If anything, however, O’Donnell describes a West Wing writers’ room that was even more pessimistic than the facts on the ground required. We asked why Bartlet did not at least fight to enact a prescription drug plan for seniors or major immigration reform, both of which were realistic enough goals that they were attempted (in the first case, successfully) by President Bush. O’Donnell questioned whether Bush’s rare flirtations with progressivism were really grounds for optimism — Bush’s Medicare expansion, O’Donnell emphasized, was poorly designed. This is certainly true, but if a conservative like President Bush was willing to fight for a Medicare expansion that was not paid for, surely it would not have pushed the bounds of realism for President Bartlet to at least try to enact a similar expansion and also pay for it.

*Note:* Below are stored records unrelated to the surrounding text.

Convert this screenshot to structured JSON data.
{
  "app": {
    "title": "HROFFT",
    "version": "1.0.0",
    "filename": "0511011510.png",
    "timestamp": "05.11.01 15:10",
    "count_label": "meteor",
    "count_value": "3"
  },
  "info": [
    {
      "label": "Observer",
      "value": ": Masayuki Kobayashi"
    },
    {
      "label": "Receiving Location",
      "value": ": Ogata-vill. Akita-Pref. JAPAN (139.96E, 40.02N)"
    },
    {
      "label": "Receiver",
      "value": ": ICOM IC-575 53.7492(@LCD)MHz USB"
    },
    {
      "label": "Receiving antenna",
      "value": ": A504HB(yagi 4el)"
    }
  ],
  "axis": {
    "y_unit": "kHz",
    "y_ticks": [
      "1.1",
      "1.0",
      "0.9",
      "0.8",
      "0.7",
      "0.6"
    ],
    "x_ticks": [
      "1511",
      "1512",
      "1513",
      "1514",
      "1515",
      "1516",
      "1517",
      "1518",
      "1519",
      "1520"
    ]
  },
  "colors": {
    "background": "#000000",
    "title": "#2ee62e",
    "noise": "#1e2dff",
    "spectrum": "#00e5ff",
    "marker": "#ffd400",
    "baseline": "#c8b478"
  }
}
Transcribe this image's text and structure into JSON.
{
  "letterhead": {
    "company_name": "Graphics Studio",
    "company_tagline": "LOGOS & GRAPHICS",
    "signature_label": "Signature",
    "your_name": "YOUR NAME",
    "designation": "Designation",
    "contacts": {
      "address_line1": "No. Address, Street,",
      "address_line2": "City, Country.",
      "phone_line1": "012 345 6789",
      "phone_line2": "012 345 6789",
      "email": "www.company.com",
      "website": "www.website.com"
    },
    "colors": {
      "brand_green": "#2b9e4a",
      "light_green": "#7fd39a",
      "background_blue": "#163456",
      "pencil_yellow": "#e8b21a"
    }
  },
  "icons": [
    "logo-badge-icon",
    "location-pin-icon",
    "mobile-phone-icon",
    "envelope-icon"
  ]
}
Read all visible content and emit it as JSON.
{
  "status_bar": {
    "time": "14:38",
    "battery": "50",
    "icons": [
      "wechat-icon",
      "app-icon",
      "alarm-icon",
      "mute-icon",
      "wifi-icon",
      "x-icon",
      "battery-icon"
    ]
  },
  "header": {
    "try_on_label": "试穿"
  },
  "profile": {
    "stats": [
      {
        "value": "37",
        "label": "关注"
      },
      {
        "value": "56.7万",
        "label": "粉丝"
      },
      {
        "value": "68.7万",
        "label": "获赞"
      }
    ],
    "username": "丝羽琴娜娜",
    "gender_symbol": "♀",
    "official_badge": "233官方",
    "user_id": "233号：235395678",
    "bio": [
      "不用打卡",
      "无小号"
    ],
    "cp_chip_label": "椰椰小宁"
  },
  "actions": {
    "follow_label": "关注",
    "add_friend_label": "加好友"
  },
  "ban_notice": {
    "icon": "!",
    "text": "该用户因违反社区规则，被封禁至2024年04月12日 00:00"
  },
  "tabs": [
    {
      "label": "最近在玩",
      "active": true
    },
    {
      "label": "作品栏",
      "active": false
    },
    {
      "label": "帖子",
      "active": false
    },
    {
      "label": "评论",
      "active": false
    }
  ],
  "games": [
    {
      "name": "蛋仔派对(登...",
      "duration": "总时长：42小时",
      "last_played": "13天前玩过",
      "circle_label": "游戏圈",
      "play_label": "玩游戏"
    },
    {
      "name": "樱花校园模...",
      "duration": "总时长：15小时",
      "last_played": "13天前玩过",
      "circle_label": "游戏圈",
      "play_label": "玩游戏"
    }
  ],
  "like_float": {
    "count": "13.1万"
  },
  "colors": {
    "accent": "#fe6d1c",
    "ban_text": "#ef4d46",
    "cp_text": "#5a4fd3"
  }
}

Ultimately, O’Donnell agreed that the West Wing writers’ room was a little too pessimistic about our politics’ potential to reach above the moment and achieve something transformative. When asked if Barack Obama — who actually did fight (and occasionally, win) major battles on health care, immigration, economic policy and the environment — is a better president than Josiah Bartlet, O’Donnell was unequivocal. “Of course. Incomparable. Of course.” And then he went further: “The West Wing writers room would not have come up with the idea of running a presidential campaign in which an African-American gets elected. Because the realism view would have said that’s not possible. And I say that with no disrespect for the creative process, but rather with a greater respect and awe for the real world. … We are lucky enough to live in a country in which our politics in 2008 soared above the creative imagination of its fiction writers.”